▶ [AIM OF THE TASK]: Please reproduce all of the listing below exactly and drop its images.

▶ [SUPPLIED RECORDS]:
= Beginning of Section =
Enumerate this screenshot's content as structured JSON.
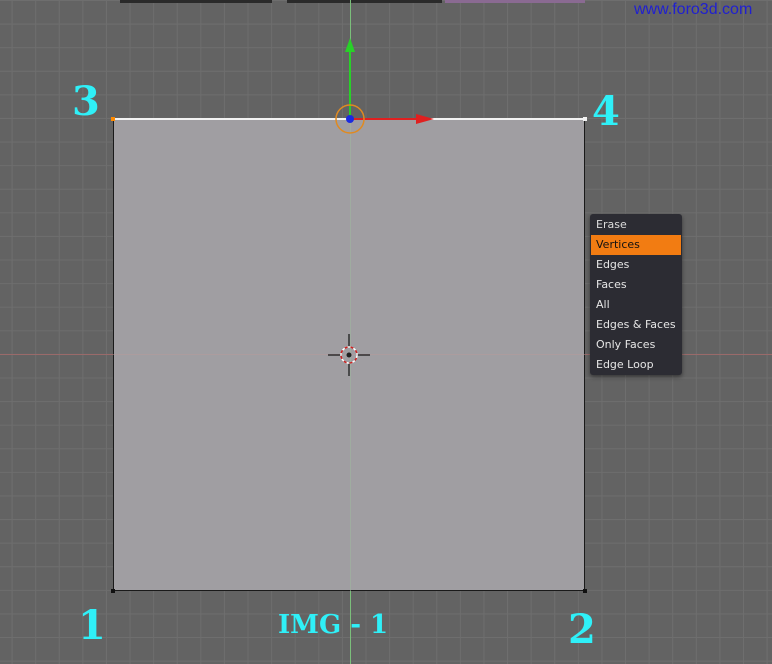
{
  "watermark": "www.foro3d.com",
  "caption": "IMG - 1",
  "corner_labels": {
    "bottom_left": "1",
    "bottom_right": "2",
    "top_left": "3",
    "top_right": "4"
  },
  "menu": {
    "title": "Erase",
    "items": [
      {
        "label": "Vertices",
        "active": true
      },
      {
        "label": "Edges",
        "active": false
      },
      {
        "label": "Faces",
        "active": false
      },
      {
        "label": "All",
        "active": false
      },
      {
        "label": "Edges & Faces",
        "active": false
      },
      {
        "label": "Only Faces",
        "active": false
      },
      {
        "label": "Edge Loop",
        "active": false
      }
    ]
  },
  "colors": {
    "viewport_bg": "#636363",
    "face": "#a09ea2",
    "label_cyan": "#2ff0f8",
    "menu_bg": "#2c2c33",
    "menu_highlight": "#f27c12",
    "axis_x": "#e03030",
    "axis_y": "#30c030"
  },
  "icons": [
    "transform-gizmo-icon",
    "3d-cursor-icon"
  ]
}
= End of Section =
▶ [OUTPUT FOR THIS EXERCISE]:
Enumerate this screenshot's content as structured JSON.
{
  "watermark": "www.foro3d.com",
  "caption": "IMG - 1",
  "corner_labels": {
    "bottom_left": "1",
    "bottom_right": "2",
    "top_left": "3",
    "top_right": "4"
  },
  "menu": {
    "title": "Erase",
    "items": [
      {
        "label": "Vertices",
        "active": true
      },
      {
        "label": "Edges",
        "active": false
      },
      {
        "label": "Faces",
        "active": false
      },
      {
        "label": "All",
        "active": false
      },
      {
        "label": "Edges & Faces",
        "active": false
      },
      {
        "label": "Only Faces",
        "active": false
      },
      {
        "label": "Edge Loop",
        "active": false
      }
    ]
  },
  "colors": {
    "viewport_bg": "#636363",
    "face": "#a09ea2",
    "label_cyan": "#2ff0f8",
    "menu_bg": "#2c2c33",
    "menu_highlight": "#f27c12",
    "axis_x": "#e03030",
    "axis_y": "#30c030"
  },
  "icons": [
    "transform-gizmo-icon",
    "3d-cursor-icon"
  ]
}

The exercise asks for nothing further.